_Task instructions_. Write out the records again, exactly. Nothing may be dropped.

_Exercise data_.

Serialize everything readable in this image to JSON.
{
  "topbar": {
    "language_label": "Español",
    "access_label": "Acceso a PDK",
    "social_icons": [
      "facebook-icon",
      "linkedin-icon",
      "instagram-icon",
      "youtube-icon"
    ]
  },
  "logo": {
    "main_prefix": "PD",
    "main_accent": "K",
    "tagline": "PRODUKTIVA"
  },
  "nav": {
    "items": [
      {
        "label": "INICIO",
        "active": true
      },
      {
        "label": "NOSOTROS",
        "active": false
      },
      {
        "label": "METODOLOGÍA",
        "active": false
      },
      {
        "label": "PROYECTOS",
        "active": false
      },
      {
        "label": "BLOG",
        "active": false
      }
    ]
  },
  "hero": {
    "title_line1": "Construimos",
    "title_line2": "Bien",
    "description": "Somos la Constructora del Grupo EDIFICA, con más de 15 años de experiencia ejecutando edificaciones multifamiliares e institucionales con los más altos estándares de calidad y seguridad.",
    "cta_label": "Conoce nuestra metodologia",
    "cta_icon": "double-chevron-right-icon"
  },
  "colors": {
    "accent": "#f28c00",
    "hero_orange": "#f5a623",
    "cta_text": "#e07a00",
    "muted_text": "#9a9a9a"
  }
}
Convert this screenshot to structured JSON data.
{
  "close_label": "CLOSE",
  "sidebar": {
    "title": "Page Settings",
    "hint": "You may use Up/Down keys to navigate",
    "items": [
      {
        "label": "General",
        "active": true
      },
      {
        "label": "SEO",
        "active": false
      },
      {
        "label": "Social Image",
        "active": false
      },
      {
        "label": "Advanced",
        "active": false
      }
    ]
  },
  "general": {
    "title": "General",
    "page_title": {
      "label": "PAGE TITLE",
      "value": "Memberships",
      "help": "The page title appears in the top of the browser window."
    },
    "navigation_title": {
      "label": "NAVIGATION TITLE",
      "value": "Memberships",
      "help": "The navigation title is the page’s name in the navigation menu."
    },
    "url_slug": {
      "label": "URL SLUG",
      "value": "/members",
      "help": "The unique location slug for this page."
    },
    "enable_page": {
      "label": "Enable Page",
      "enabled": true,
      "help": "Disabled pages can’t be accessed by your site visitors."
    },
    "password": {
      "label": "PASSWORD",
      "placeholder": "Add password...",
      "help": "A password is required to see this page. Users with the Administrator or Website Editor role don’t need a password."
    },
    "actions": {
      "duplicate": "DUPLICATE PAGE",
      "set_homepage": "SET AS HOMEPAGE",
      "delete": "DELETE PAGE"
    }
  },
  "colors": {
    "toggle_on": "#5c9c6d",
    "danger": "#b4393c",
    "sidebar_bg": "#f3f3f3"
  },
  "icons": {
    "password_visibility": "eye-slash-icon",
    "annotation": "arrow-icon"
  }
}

_Answer to the exercise_.
Serialize everything readable in this image to JSON.
{
  "topbar": {
    "language_label": "Español",
    "access_label": "Acceso a PDK",
    "social_icons": [
      "facebook-icon",
      "linkedin-icon",
      "instagram-icon",
      "youtube-icon"
    ]
  },
  "logo": {
    "main_prefix": "PD",
    "main_accent": "K",
    "tagline": "PRODUKTIVA"
  },
  "nav": {
    "items": [
      {
        "label": "INICIO",
        "active": true
      },
      {
        "label": "NOSOTROS",
        "active": false
      },
      {
        "label": "METODOLOGÍA",
        "active": false
      },
      {
        "label": "PROYECTOS",
        "active": false
      },
      {
        "label": "BLOG",
        "active": false
      }
    ]
  },
  "hero": {
    "title_line1": "Construimos",
    "title_line2": "Bien",
    "description": "Somos la Constructora del Grupo EDIFICA, con más de 15 años de experiencia ejecutando edificaciones multifamiliares e institucionales con los más altos estándares de calidad y seguridad.",
    "cta_label": "Conoce nuestra metodologia",
    "cta_icon": "double-chevron-right-icon"
  },
  "colors": {
    "accent": "#f28c00",
    "hero_orange": "#f5a623",
    "cta_text": "#e07a00",
    "muted_text": "#9a9a9a"
  }
}
Convert this screenshot to structured JSON data.
{
  "close_label": "CLOSE",
  "sidebar": {
    "title": "Page Settings",
    "hint": "You may use Up/Down keys to navigate",
    "items": [
      {
        "label": "General",
        "active": true
      },
      {
        "label": "SEO",
        "active": false
      },
      {
        "label": "Social Image",
        "active": false
      },
      {
        "label": "Advanced",
        "active": false
      }
    ]
  },
  "general": {
    "title": "General",
    "page_title": {
      "label": "PAGE TITLE",
      "value": "Memberships",
      "help": "The page title appears in the top of the browser window."
    },
    "navigation_title": {
      "label": "NAVIGATION TITLE",
      "value": "Memberships",
      "help": "The navigation title is the page’s name in the navigation menu."
    },
    "url_slug": {
      "label": "URL SLUG",
      "value": "/members",
      "help": "The unique location slug for this page."
    },
    "enable_page": {
      "label": "Enable Page",
      "enabled": true,
      "help": "Disabled pages can’t be accessed by your site visitors."
    },
    "password": {
      "label": "PASSWORD",
      "placeholder": "Add password...",
      "help": "A password is required to see this page. Users with the Administrator or Website Editor role don’t need a password."
    },
    "actions": {
      "duplicate": "DUPLICATE PAGE",
      "set_homepage": "SET AS HOMEPAGE",
      "delete": "DELETE PAGE"
    }
  },
  "colors": {
    "toggle_on": "#5c9c6d",
    "danger": "#b4393c",
    "sidebar_bg": "#f3f3f3"
  },
  "icons": {
    "password_visibility": "eye-slash-icon",
    "annotation": "arrow-icon"
  }
}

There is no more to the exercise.